But first, some acclimatizing of the new hardware which had come in from the cold of 2°C late November. We even had a minor dusting of snow already, atop the holy mountain Croagh Patrick overlooking us. It said that a few days for the magnets to defrost would be sensible before getting serious. I was surprised though by how good and communicative things rang from the bell. Unlike hoary Lowther lore—of drivers broken in by the time you're selling them off for a pair of normal speakers—I expected no cruel or unnatural punishments. Except for bridged amps of the wrong kind: "Please note that if any of your amps are BTL amps with a DC voltage at the output terminals, it will cause problems to both our bass amps as well as your amp. We just had a customer in the US write in saying that his new Maarga amp is dead on one side and distorting on the other. He was a nice guy and admitted that he found the problem: using a FirstWatt F1J which apparently has a 15v DC current at the terminals. Knowing of your affinity for FirstWatt, I thought I'd warn you. This is an issue with our speakers since we take our bass amp signal from the speaker terminals, not a line level input." Jacob's warning was boiler-plate standard for this type speaker. But that made it no less important to remember.
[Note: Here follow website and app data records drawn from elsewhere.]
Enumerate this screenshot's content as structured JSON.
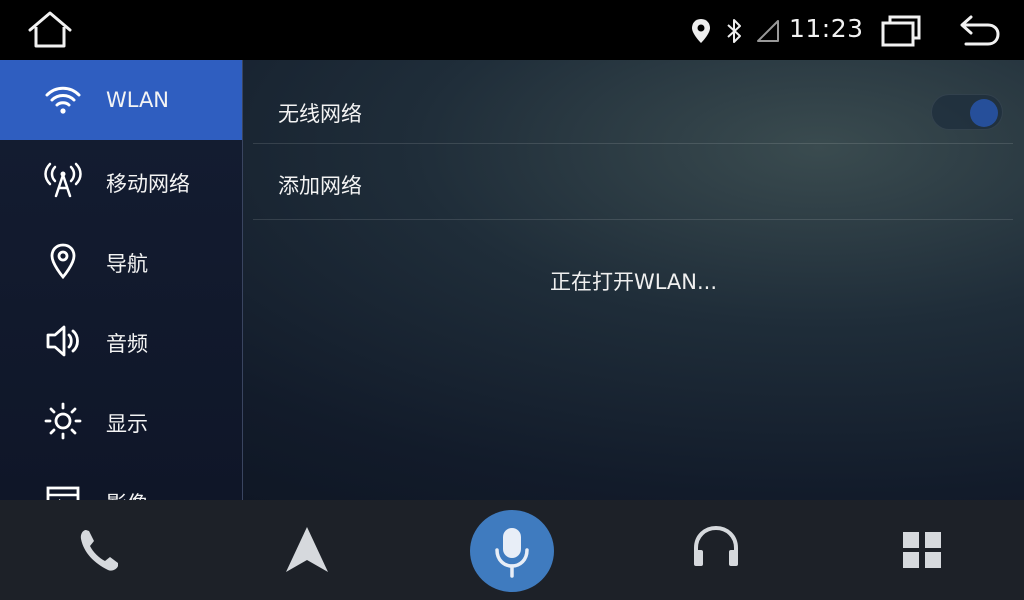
{
  "status_bar": {
    "time": "11:23"
  },
  "sidebar": {
    "items": [
      {
        "label": "WLAN",
        "icon": "wifi-icon",
        "active": true
      },
      {
        "label": "移动网络",
        "icon": "cell-tower-icon",
        "active": false
      },
      {
        "label": "导航",
        "icon": "location-pin-icon",
        "active": false
      },
      {
        "label": "音频",
        "icon": "speaker-icon",
        "active": false
      },
      {
        "label": "显示",
        "icon": "brightness-icon",
        "active": false
      },
      {
        "label": "影像",
        "icon": "video-icon",
        "active": false
      }
    ]
  },
  "main": {
    "wireless_label": "无线网络",
    "wireless_toggle_on": true,
    "add_network_label": "添加网络",
    "status_message": "正在打开WLAN..."
  },
  "dock": {
    "items": [
      "phone-icon",
      "navigation-arrow-icon",
      "microphone-icon",
      "headphones-icon",
      "apps-grid-icon"
    ]
  },
  "colors": {
    "accent": "#2f5ec0",
    "mic_button": "#3f7bbf",
    "dock_bg": "#1d2128"
  }
}
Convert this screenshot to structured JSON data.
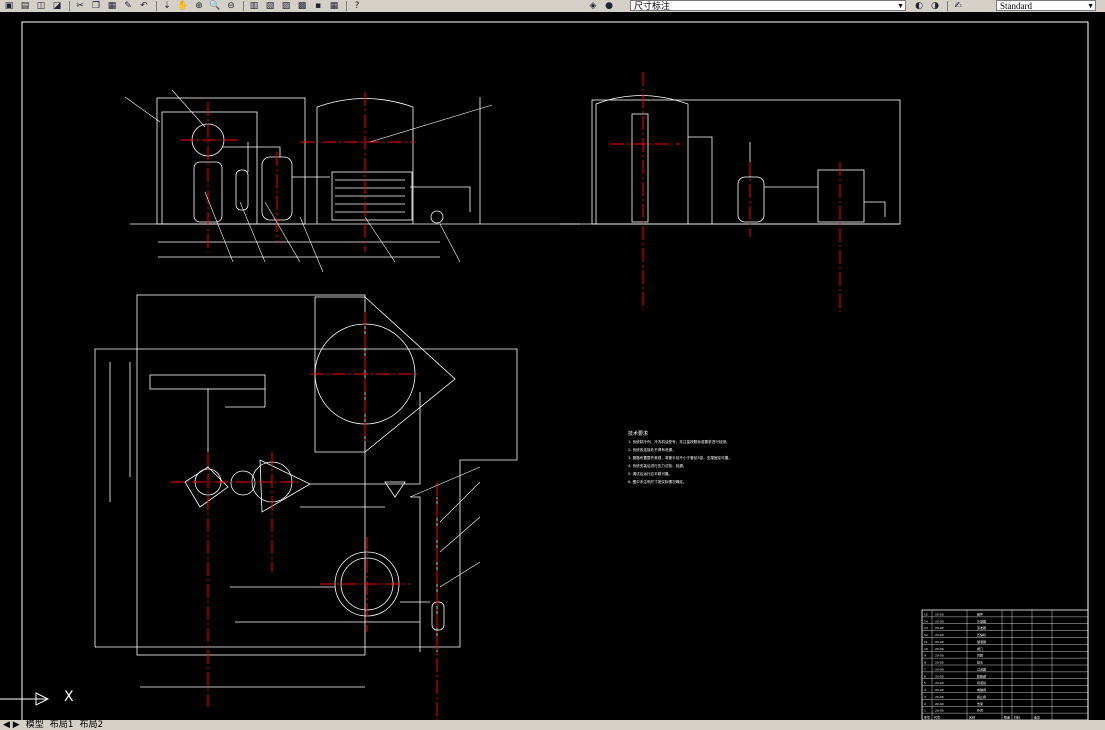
{
  "toolbar": {
    "dimension_style": "尺寸标注",
    "text_style": "Standard",
    "buttons": [
      "open-icon",
      "print-icon",
      "preview-icon",
      "publish-icon",
      "cut-icon",
      "copy-icon",
      "paste-icon",
      "matchprop-icon",
      "undo-icon",
      "redo-icon",
      "pan-icon",
      "zoom-realtime-icon",
      "zoom-window-icon",
      "zoom-previous-icon",
      "properties-icon",
      "designcenter-icon",
      "toolpalette-icon",
      "sheetset-icon",
      "markup-icon",
      "calculator-icon",
      "help-icon",
      "layer-icon",
      "layer-state-icon",
      "layer-prev-icon",
      "style-icon"
    ]
  },
  "notes": {
    "title": "技术要求",
    "lines": [
      "1. 系统制冷剂、冷冻机油型号、充注量按照标准要求进行检测。",
      "2. 系统各连接处不得有泄漏。",
      "3. 管路布置整齐美观，弯管半径不小于管径3倍，支撑固定可靠。",
      "4. 系统安装后进行压力试验、检漏。",
      "5. 调试后运行应平稳可靠。",
      "6. 图中未注明尺寸按实际情况确定。"
    ]
  },
  "title_block": {
    "rows": [
      [
        "20-00",
        "部件"
      ],
      [
        "20-00",
        "冷凝器"
      ],
      [
        "20-00",
        "蒸发器"
      ],
      [
        "20-00",
        "压缩机"
      ],
      [
        "20-00",
        "储液器"
      ],
      [
        "20-00",
        "阀门"
      ],
      [
        "20-00",
        "管路"
      ],
      [
        "20-00",
        "接头"
      ],
      [
        "20-00",
        "过滤器"
      ],
      [
        "20-00",
        "膨胀阀"
      ],
      [
        "20-00",
        "视液镜"
      ],
      [
        "20-00",
        "电磁阀"
      ],
      [
        "20-00",
        "截止阀"
      ],
      [
        "20-00",
        "支架"
      ],
      [
        "20-00",
        "外壳"
      ]
    ],
    "footer": [
      "序号",
      "代号",
      "名称",
      "数量",
      "材料",
      "备注"
    ]
  },
  "ucs": {
    "axis_label": "X"
  },
  "layout_tabs": [
    "模型",
    "布局1",
    "布局2"
  ]
}
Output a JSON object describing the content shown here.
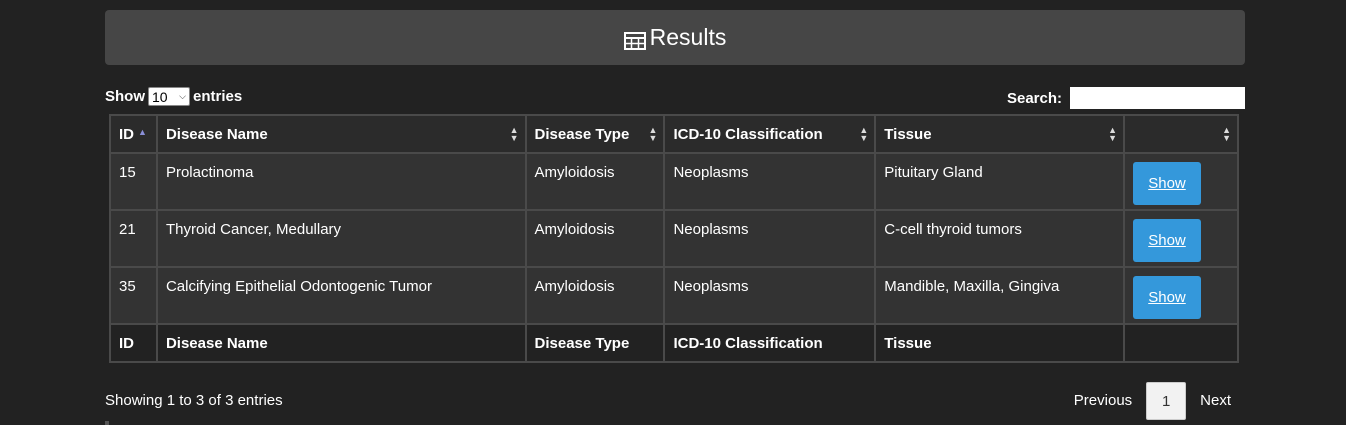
{
  "header": {
    "icon": "table-icon",
    "title": "Results"
  },
  "length": {
    "prefix": "Show",
    "value": "10",
    "suffix": "entries"
  },
  "search": {
    "label": "Search:",
    "value": ""
  },
  "table": {
    "columns": [
      "ID",
      "Disease Name",
      "Disease Type",
      "ICD-10 Classification",
      "Tissue",
      ""
    ],
    "rows": [
      {
        "id": "15",
        "name": "Prolactinoma",
        "type": "Amyloidosis",
        "icd": "Neoplasms",
        "tissue": "Pituitary Gland",
        "action": "Show"
      },
      {
        "id": "21",
        "name": "Thyroid Cancer, Medullary",
        "type": "Amyloidosis",
        "icd": "Neoplasms",
        "tissue": "C-cell thyroid tumors",
        "action": "Show"
      },
      {
        "id": "35",
        "name": "Calcifying Epithelial Odontogenic Tumor",
        "type": "Amyloidosis",
        "icd": "Neoplasms",
        "tissue": "Mandible, Maxilla, Gingiva",
        "action": "Show"
      }
    ],
    "footer_columns": [
      "ID",
      "Disease Name",
      "Disease Type",
      "ICD-10 Classification",
      "Tissue",
      ""
    ]
  },
  "info": "Showing 1 to 3 of 3 entries",
  "pagination": {
    "previous": "Previous",
    "page": "1",
    "next": "Next"
  },
  "colors": {
    "background": "#222222",
    "panel": "#464646",
    "row": "#333333",
    "button": "#3498db"
  }
}
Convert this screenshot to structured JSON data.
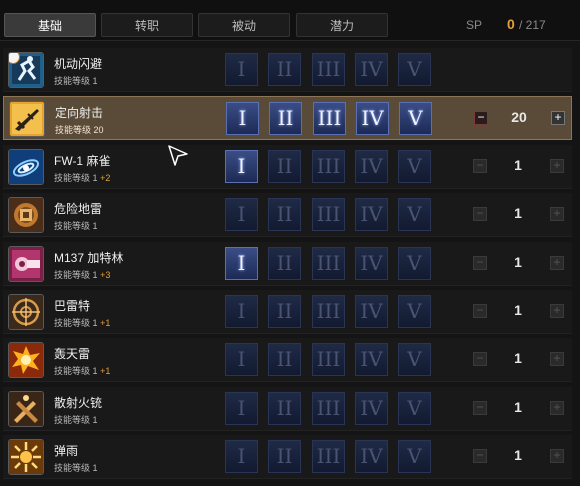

FirstWatt SIT1 monos, with Clones Audio 55pm monos and Vinnie Rossi LIO DHT in standby for some amp swapping.

Actually... Rethm had done the punishment on my behalf though it wasn't too cruel. "These had about 2 weeks of play for about 7 hours per day. They were not harsh to begin with and just open up and become more relaxed and extended with break-in. I heard them the first time not expecting much and went, hmmm. I still wonder why nobody has attempted to make a true high-end speaker with this driver! What struck me right off was the very organic and natural nature of its music making. But of course that's when the real work began: extracting as much top-end detail as possible—which is where we removed the dust caps and inserted phase plugs—optimizing the rear horn to extract the best out of them; and getting the bass module and drivers to work with the widebander in the kind of harmony I was looking for. Getting the filters right and getting the dynamics in the midbass was months of work."